The Saami - A Cultural Encyclopaedia - Lihkadusat
Type of Spiritual Experience
The last sentence can have only been written by a man "The higher proportion of women who experienced the lihkadusat in the Laestadian movement can be explained sociologically by the religious influence that it gave women in an otherwise patriarchal Christian culture".
The real reason is that women find it a great deal easier to squash the big I am. Occasionally they have it squashed for them on a continuous basis by people like the writer of the above.
A description of the experience
The Saami - A Cultural Encyclopaedia - edited by Ulla Maija Kulonen, Irja Seurujarvi-Kari and Risto Pulkkinen
Lihkadusat ('movements'). This word is used to describe the powerful emotional physical demonstrations experienced in Laestadianism; they were associated with spiritual experiences, especially strong sensations of grace. They were characterized by wails and cries, involuntary gesticulations and even dancing.
Particularly in the early stages of the Laestadianism, they were extremely powerful, and they had at least a semi-ecstatic character. There were also occurrences in the early phase of the movement of complete loss of consciousness and of visions experienced during unconsciousness.
These were similar phenomena to those which had appeared even more strongly in earlier revivalist movements in Lapland, most particularly the Cuorvut movement and the Viklundist revival. The first Laestadians to experience these states were Saamis.
According to Guttorm Gjessing, who studied ecstatic phenomena in the north, these states were distinctly more common among the Saami, particularly Saami women, than among Finns. They were less common in Swedish and Norwegian Laestadians, among whom they were hardly found at all.
In the research literature, this phenomenon has often been linked to the concept of ‘Arctic hysteria'. This does not, however, offer a very convincing explanation because similar ecstatic phenomena have been found in conjunction with religious revivals in southern Finland, for example, and ecstatic preachers have been observed all over the world.
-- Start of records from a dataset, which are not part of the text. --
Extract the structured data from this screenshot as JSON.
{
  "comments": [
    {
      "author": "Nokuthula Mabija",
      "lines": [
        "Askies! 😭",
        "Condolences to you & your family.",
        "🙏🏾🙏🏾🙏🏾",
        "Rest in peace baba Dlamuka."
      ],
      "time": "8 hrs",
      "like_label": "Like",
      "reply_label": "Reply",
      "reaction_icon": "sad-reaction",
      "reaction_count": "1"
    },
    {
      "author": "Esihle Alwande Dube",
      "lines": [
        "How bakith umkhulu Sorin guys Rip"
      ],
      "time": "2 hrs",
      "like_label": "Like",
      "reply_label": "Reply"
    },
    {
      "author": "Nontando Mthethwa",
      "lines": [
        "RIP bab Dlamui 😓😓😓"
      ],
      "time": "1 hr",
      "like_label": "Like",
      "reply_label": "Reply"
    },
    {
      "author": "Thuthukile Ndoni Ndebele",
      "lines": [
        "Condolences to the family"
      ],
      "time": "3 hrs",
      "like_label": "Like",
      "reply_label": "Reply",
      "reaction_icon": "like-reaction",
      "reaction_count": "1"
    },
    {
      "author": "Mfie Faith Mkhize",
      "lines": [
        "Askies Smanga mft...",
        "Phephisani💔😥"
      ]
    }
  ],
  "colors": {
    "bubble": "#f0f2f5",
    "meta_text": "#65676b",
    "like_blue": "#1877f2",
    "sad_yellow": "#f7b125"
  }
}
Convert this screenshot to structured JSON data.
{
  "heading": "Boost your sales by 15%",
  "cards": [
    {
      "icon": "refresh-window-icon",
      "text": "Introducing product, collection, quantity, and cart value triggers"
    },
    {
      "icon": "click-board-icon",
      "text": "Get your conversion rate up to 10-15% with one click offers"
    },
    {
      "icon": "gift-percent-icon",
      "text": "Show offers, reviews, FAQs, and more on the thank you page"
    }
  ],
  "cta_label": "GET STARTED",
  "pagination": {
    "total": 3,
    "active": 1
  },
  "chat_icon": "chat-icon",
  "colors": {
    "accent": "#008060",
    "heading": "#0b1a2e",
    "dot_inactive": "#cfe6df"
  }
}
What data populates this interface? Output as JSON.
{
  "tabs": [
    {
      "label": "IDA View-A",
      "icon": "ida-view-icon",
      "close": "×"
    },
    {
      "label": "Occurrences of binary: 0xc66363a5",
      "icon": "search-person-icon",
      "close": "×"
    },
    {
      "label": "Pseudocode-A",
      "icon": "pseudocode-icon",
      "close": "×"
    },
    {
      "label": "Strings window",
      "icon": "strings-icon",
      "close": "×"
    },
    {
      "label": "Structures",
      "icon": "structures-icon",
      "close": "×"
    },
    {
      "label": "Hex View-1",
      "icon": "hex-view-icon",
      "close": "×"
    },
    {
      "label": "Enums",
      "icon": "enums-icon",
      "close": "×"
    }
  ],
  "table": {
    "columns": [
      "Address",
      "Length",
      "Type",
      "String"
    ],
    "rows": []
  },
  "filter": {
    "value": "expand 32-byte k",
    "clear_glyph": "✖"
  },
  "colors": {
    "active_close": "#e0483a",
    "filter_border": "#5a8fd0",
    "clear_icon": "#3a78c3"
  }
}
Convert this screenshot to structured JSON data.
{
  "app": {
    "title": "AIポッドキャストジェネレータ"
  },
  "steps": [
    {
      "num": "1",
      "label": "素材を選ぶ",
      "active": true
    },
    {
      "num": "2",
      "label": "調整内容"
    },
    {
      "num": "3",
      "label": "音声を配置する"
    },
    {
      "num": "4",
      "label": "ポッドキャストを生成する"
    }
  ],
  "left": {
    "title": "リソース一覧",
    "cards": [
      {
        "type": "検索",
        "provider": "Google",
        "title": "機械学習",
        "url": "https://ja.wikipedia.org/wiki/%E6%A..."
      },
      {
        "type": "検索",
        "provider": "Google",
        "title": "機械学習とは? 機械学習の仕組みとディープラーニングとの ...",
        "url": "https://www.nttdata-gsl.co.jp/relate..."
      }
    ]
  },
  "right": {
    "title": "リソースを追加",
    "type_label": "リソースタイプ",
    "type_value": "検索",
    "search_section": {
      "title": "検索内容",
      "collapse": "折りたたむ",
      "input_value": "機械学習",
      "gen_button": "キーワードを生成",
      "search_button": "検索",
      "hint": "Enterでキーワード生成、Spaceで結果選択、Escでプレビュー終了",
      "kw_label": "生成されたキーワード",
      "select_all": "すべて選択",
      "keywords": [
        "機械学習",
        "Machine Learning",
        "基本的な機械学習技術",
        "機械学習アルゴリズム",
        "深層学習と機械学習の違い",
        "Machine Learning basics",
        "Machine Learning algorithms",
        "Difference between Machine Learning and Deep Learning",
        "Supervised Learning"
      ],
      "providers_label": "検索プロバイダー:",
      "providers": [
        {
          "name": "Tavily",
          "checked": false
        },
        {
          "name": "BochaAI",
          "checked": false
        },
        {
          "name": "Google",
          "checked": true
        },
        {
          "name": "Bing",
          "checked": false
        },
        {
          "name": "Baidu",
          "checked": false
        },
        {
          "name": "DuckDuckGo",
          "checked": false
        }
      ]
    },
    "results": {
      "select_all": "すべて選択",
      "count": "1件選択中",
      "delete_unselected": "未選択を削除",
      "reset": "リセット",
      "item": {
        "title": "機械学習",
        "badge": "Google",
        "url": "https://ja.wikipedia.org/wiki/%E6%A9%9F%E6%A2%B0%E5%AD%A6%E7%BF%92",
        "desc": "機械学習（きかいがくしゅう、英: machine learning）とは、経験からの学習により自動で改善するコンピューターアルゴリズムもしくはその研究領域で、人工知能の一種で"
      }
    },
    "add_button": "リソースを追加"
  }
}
Ecstatic religion is by no means a phenomenon exclusive to the North.
Even so, although ecstatic phenomena are not unique to the Saami, one can nevertheless assume that the millennial tradition of shamanism lowered their threshold for experiencing Christian ecstasies as well. The higher proportion of women who experienced the lihkadusat in the Laestadian movement can be explained sociologically by the religious influence that it gave women in an otherwise patriarchal Christian culture. RPn
Airas K 1931, Gjessing G 1953, Haetta L & Baer A 1993, Outakoski N 1982 Pentikdinen ) 1995.